Astrid Noack is a loner in Danish art. During the years from 1925 to her far too early death in 1954 she created a series of unique sculptures in which she at one and the same time expressed fundamental humanity and the innermost being of sculpture. Her sculptures are timeless and draw their inspiration from contemporary French art as well as that of Egypt, Greece and Rome.
Astrid Noack’s works derive from an intense relationship to life and art and an unwavering belief in the importance of art. Her interest is mainly focused on the human figure – primarily children and women.

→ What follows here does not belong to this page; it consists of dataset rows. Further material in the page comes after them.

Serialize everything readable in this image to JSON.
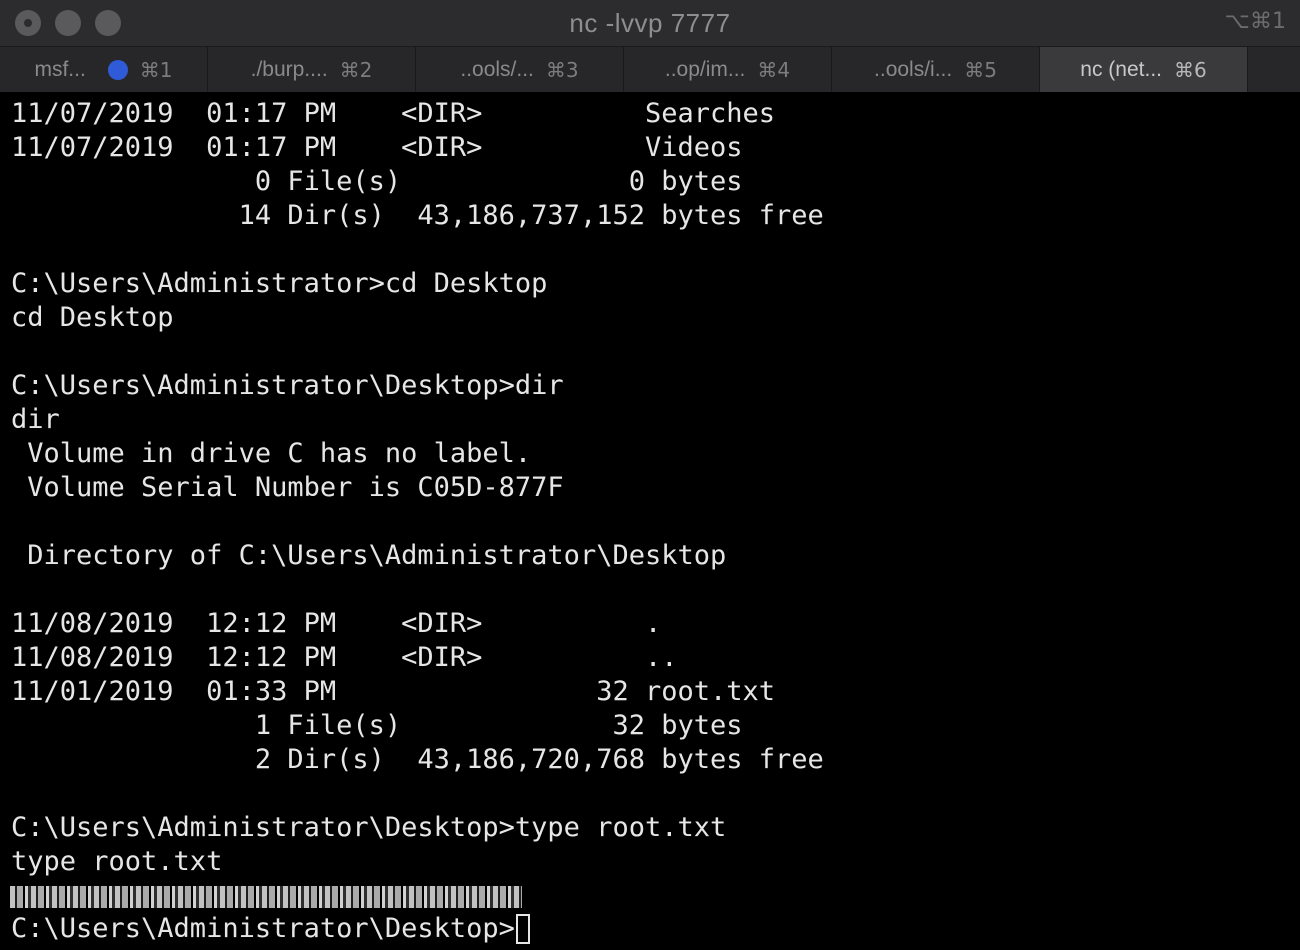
{
  "window": {
    "title": "nc -lvvp 7777",
    "shortcut": "⌥⌘1"
  },
  "tabs": [
    {
      "label": "msf...",
      "shortcut": "⌘1",
      "has_activity": true,
      "active": false
    },
    {
      "label": "./burp....",
      "shortcut": "⌘2",
      "has_activity": false,
      "active": false
    },
    {
      "label": "..ools/...",
      "shortcut": "⌘3",
      "has_activity": false,
      "active": false
    },
    {
      "label": "..op/im...",
      "shortcut": "⌘4",
      "has_activity": false,
      "active": false
    },
    {
      "label": "..ools/i...",
      "shortcut": "⌘5",
      "has_activity": false,
      "active": false
    },
    {
      "label": "nc (net...",
      "shortcut": "⌘6",
      "has_activity": false,
      "active": true
    }
  ],
  "terminal": {
    "lines": [
      "11/07/2019  01:17 PM    <DIR>          Searches",
      "11/07/2019  01:17 PM    <DIR>          Videos",
      "               0 File(s)              0 bytes",
      "              14 Dir(s)  43,186,737,152 bytes free",
      "",
      "C:\\Users\\Administrator>cd Desktop",
      "cd Desktop",
      "",
      "C:\\Users\\Administrator\\Desktop>dir",
      "dir",
      " Volume in drive C has no label.",
      " Volume Serial Number is C05D-877F",
      "",
      " Directory of C:\\Users\\Administrator\\Desktop",
      "",
      "11/08/2019  12:12 PM    <DIR>          .",
      "11/08/2019  12:12 PM    <DIR>          ..",
      "11/01/2019  01:33 PM                32 root.txt",
      "               1 File(s)             32 bytes",
      "               2 Dir(s)  43,186,720,768 bytes free",
      "",
      "C:\\Users\\Administrator\\Desktop>type root.txt",
      "type root.txt"
    ],
    "prompt": "C:\\Users\\Administrator\\Desktop>"
  },
  "colors": {
    "background": "#000000",
    "text": "#e6e6e6",
    "titlebar": "#2c2c2e",
    "activity_dot": "#2f5bd8"
  }
}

Her figures often adopt quite simple postures: standing, sitting or kneeling.
The immediate impression is static and frontal, but a closer examination reveals that the individual parts of the body are imperceptibly turned in such a way as to provide it with an inner tension and a presence that are quite unique.
If one single work with these qualities is to be pointed out, it must be the statue of Anna Ancher, which was created for Skagens Museum at the end of the 1930s and is today considered to be Astrid Noack’s most important work.
Another work that deserves special mention is Standing Woman from 1939-45, which was included in the Cultural Canon of the Ministry of Culture as one of the most important Danish works of art over the ages – incidentally together with Thorvaldsen’s Jason with the Golden Fleece.
The Astrid Noack exhibition was the first retrospective exhibition of a sculptor’s work ever mounted in Thorvaldsens Museum.
The exhibition was arranged by curator William Gelius and was designed in collaboration with Holstebro Kunstmuseum.
The catalogue for the exhibition was published with support from Toyota-Fonden and Højesteretssagfører C.L. Davids Legat for Slægt og Venner.
Astrid Noack: The statue of Anna Ancher, 1937-39. Statens Museum for Kunst.
Astrid Noack: Standing Woman, 1939-45.